═════ Source material ═════

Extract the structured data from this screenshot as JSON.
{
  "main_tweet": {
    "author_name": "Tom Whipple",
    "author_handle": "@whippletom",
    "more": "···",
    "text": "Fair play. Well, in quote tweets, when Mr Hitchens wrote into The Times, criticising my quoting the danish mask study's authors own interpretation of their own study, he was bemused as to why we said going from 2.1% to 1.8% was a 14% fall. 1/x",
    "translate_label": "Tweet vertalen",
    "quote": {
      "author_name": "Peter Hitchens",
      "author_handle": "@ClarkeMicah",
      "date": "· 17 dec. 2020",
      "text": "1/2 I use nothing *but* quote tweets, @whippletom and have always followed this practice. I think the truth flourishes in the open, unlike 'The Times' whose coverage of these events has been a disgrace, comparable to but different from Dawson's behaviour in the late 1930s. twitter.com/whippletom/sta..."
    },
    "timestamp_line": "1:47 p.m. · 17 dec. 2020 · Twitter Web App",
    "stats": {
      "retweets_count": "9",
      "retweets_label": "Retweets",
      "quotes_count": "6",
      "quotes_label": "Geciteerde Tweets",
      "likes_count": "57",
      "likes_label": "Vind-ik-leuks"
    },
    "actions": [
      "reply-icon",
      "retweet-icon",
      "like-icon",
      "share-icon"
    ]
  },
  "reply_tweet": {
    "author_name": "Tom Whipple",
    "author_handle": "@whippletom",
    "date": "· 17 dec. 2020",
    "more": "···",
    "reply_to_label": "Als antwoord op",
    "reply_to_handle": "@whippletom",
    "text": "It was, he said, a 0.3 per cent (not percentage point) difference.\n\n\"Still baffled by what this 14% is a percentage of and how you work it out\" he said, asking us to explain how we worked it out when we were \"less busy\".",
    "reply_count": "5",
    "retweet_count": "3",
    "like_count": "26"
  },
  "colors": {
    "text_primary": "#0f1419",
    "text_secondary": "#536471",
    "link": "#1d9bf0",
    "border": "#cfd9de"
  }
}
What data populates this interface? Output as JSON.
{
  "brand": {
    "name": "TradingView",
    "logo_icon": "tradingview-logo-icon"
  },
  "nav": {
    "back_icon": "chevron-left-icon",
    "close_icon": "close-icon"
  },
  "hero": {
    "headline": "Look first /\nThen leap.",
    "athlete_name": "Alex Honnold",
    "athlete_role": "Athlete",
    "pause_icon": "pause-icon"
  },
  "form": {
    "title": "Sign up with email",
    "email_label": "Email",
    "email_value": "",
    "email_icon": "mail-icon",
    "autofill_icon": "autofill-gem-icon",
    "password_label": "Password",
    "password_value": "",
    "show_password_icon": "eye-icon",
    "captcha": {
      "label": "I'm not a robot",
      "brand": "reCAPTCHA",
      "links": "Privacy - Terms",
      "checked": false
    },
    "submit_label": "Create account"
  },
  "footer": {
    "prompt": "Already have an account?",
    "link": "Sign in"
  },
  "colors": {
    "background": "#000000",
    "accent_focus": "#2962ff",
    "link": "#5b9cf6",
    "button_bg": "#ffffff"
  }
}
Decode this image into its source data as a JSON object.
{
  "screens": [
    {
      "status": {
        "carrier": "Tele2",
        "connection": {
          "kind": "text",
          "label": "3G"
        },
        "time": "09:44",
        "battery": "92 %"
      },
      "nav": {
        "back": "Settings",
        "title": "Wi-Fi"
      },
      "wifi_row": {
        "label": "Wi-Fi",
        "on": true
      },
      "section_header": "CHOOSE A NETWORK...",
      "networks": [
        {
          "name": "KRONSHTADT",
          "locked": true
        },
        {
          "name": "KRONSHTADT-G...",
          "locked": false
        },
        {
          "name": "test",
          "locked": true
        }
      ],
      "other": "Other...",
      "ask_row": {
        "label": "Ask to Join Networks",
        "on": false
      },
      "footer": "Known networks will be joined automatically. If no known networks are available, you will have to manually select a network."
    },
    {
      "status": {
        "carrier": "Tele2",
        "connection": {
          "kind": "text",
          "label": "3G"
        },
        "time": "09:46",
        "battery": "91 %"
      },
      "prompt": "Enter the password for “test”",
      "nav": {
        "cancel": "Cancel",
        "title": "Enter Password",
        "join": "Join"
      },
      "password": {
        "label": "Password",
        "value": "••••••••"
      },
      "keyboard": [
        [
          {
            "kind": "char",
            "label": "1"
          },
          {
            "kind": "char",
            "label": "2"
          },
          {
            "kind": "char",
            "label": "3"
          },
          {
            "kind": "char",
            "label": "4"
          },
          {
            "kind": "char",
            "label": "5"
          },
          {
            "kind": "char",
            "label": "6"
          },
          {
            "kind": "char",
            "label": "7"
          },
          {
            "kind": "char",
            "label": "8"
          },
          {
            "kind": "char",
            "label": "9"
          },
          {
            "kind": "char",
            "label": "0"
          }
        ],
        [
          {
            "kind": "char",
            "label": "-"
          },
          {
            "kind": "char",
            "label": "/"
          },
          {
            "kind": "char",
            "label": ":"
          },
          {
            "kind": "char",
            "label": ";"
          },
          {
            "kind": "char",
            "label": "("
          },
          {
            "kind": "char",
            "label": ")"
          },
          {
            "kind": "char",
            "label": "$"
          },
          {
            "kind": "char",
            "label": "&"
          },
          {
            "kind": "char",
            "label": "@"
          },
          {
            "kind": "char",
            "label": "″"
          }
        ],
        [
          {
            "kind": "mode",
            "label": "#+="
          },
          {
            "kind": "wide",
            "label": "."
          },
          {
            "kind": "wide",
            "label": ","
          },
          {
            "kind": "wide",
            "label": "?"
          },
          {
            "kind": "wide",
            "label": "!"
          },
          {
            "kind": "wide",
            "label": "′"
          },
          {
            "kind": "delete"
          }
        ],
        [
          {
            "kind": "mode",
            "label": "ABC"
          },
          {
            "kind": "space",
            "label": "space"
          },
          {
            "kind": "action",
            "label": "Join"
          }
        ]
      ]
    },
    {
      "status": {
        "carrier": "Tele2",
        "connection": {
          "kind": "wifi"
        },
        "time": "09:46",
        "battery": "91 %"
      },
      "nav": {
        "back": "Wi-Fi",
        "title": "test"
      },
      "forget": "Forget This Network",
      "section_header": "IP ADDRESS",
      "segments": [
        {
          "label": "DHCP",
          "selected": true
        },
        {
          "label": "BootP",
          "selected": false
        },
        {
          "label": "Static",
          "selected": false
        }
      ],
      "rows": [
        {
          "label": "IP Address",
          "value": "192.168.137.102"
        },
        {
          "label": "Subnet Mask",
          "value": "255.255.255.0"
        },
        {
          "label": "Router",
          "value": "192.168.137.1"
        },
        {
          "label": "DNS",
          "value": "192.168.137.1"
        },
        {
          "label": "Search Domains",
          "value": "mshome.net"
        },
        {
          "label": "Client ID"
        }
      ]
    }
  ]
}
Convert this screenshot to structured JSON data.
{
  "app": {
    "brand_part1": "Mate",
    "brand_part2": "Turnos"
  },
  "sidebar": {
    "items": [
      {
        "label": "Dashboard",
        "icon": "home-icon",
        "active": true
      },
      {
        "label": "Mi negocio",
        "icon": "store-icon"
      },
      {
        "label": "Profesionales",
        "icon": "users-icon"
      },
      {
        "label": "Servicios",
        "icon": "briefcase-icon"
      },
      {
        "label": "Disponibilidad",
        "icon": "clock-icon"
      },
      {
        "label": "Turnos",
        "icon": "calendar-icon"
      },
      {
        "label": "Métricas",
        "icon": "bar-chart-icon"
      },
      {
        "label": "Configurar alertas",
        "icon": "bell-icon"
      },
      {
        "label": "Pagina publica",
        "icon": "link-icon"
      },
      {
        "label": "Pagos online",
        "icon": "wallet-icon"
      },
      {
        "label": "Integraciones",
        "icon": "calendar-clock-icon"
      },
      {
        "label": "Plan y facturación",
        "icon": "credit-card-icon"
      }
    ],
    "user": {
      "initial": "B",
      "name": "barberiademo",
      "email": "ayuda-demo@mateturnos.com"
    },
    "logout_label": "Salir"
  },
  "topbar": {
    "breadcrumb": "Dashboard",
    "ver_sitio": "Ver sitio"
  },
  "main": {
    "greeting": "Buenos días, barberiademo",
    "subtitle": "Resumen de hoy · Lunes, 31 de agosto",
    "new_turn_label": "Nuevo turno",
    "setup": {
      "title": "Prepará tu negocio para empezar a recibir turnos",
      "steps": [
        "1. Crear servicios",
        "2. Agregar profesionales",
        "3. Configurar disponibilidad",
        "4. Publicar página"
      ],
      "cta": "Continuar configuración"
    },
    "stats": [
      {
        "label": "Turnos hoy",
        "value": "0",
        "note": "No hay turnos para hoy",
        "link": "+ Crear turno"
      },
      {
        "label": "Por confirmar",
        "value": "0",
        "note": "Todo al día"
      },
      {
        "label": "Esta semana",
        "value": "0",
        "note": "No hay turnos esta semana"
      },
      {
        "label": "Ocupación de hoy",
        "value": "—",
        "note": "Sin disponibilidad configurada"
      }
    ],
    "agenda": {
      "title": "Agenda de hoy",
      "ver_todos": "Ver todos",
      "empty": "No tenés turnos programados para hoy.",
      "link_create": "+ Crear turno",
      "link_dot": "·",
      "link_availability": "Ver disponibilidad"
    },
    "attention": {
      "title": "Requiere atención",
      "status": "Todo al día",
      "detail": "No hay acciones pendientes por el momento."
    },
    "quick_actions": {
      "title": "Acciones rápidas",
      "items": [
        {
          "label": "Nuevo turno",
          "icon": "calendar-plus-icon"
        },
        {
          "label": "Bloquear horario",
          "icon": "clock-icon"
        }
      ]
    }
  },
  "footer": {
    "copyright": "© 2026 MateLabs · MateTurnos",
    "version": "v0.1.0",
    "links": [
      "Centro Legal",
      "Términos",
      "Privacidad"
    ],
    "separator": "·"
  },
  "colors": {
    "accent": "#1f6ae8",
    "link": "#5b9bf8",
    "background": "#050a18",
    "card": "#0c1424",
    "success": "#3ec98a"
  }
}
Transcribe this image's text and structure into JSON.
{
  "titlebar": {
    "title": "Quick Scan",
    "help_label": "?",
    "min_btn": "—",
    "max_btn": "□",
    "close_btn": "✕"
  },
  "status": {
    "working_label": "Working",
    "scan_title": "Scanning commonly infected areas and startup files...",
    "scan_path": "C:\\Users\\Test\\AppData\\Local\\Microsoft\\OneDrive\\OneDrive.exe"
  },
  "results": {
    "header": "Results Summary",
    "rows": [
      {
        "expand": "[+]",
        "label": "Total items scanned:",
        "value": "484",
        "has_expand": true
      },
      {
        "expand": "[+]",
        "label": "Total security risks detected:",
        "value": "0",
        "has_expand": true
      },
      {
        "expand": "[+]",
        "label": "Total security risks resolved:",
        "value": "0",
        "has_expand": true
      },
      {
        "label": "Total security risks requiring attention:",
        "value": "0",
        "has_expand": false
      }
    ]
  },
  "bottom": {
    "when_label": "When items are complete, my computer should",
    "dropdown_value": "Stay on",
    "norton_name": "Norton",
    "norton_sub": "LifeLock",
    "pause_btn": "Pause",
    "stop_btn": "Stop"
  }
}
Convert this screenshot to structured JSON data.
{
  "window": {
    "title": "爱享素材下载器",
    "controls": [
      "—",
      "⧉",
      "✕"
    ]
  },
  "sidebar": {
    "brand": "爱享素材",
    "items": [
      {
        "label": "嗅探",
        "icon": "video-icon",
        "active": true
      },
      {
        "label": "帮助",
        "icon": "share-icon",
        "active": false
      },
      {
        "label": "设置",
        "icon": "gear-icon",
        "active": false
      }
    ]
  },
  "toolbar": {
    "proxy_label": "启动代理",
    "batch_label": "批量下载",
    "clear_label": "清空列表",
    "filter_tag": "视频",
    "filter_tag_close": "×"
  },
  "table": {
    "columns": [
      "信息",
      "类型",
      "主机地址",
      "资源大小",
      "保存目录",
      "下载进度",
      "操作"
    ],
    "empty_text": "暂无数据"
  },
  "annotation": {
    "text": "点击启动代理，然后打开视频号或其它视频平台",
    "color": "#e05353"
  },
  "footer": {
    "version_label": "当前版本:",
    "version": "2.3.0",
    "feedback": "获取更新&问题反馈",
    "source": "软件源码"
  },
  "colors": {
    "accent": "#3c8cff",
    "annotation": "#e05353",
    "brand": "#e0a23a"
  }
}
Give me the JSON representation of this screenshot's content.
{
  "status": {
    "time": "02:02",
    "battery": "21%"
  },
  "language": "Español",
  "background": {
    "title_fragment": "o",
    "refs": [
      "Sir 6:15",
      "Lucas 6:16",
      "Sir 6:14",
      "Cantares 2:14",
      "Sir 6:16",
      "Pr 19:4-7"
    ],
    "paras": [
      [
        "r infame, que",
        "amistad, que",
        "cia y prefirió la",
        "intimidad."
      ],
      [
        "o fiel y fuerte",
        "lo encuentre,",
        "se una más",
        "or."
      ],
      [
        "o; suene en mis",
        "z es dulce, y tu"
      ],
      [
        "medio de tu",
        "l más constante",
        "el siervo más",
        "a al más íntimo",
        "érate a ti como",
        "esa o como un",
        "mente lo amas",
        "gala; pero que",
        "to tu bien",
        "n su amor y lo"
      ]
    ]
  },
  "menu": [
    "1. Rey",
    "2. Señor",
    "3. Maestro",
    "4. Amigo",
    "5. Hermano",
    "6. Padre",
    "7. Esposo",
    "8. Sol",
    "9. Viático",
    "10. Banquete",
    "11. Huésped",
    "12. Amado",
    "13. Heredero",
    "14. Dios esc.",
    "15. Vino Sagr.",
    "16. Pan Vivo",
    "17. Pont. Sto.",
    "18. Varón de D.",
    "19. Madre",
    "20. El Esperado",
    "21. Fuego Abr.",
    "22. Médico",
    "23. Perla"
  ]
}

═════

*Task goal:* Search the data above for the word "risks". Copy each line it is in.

*Answer section:*
        "label": "Total security risks detected:",
        "label": "Total security risks resolved:",
        "label": "Total security risks requiring attention:",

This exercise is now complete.